The House this afternoon passed SB 739 to theoretically give Arkansas workers a way around vaccination rules by their employers. That completes action on the bill and it goes to the governor, who hasn’t said yet if he’ll sign it.
Rep. Josh Bryant, the sponsor, acknowledged the bill lacked an emergency clause because the Senate couldn’t muster votes to adopt it. A House bill, also stripped of an emergency clause during Senate passage, was returned to the Senate where sponsors hope there might be a successful run at adopting the emergency clause.
Bryant said he’d agreed to send on the Senate bill so something would reach the governor if the Senate fails to act.

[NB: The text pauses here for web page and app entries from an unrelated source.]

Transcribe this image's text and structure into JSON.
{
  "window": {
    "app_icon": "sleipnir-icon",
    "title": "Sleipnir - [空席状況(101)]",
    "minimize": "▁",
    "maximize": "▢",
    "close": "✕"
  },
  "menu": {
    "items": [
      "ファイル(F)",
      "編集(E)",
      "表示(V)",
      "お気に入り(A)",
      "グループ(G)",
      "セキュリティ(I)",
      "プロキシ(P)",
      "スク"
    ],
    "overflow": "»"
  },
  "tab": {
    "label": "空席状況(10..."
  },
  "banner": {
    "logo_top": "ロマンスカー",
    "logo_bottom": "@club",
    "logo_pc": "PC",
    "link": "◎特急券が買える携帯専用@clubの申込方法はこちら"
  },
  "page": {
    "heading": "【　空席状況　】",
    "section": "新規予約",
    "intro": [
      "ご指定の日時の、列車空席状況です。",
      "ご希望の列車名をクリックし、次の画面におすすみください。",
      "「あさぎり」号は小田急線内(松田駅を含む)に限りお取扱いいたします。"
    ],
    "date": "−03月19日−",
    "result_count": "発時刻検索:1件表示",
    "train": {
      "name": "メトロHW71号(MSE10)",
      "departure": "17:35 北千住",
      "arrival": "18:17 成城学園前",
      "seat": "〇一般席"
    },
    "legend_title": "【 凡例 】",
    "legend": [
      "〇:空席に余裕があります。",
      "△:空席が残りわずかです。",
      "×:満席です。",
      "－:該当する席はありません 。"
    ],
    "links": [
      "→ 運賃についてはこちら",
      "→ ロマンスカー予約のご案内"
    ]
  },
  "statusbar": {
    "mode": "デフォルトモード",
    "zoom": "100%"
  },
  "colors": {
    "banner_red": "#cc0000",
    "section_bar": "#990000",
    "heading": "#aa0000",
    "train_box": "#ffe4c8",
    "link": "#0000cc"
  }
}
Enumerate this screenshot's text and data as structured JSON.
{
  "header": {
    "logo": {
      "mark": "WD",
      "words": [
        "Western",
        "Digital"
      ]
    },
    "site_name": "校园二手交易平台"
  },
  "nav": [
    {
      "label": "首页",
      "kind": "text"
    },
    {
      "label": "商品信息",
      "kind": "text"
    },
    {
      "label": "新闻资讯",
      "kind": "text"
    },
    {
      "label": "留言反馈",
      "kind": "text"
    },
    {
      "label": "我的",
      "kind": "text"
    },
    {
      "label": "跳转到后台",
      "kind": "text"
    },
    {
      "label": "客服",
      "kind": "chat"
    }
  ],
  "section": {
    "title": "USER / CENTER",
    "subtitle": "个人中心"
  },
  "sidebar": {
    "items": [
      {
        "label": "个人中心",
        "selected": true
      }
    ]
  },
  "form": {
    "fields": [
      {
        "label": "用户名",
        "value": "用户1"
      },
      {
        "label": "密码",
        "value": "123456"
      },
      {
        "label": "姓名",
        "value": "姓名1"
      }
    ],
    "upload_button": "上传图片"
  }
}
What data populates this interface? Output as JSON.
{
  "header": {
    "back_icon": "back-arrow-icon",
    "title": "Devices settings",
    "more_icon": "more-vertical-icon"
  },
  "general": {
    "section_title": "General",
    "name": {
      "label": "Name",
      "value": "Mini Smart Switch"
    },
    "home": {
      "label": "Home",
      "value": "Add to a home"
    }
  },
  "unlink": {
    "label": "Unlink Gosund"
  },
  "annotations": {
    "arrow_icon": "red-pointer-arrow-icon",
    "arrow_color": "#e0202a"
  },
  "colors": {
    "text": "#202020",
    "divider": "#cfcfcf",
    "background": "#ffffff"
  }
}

Without an emergency clause, the bill won’t take effect for 90 days. A lot can happen at that time, including deadlines already set by private employers for vaccinations and promulgation of federal rules on vaccinations that likely will present health institutions with the option of enforcing the federal rules or losing Medicare and Medicaid money. There are questions about whether the testing exemption outlined in Arkansas will meet some expected testing exemptions at the federal level and also about how the cost of testing will be borne.
The House and Senate are in recess until Thursday. Each is expected to vote tomorrow on identical congressional redistricting bills, the primary reason the legislature returned to session last week.
The Senate has repeatedly been unable to muster 24 votes to enact the emergency clause or expunge the vote by which the emergency clause was defeated. I expect another attempt Thursday. Should that debate finally be brought to an end, perhaps the legislature will go home.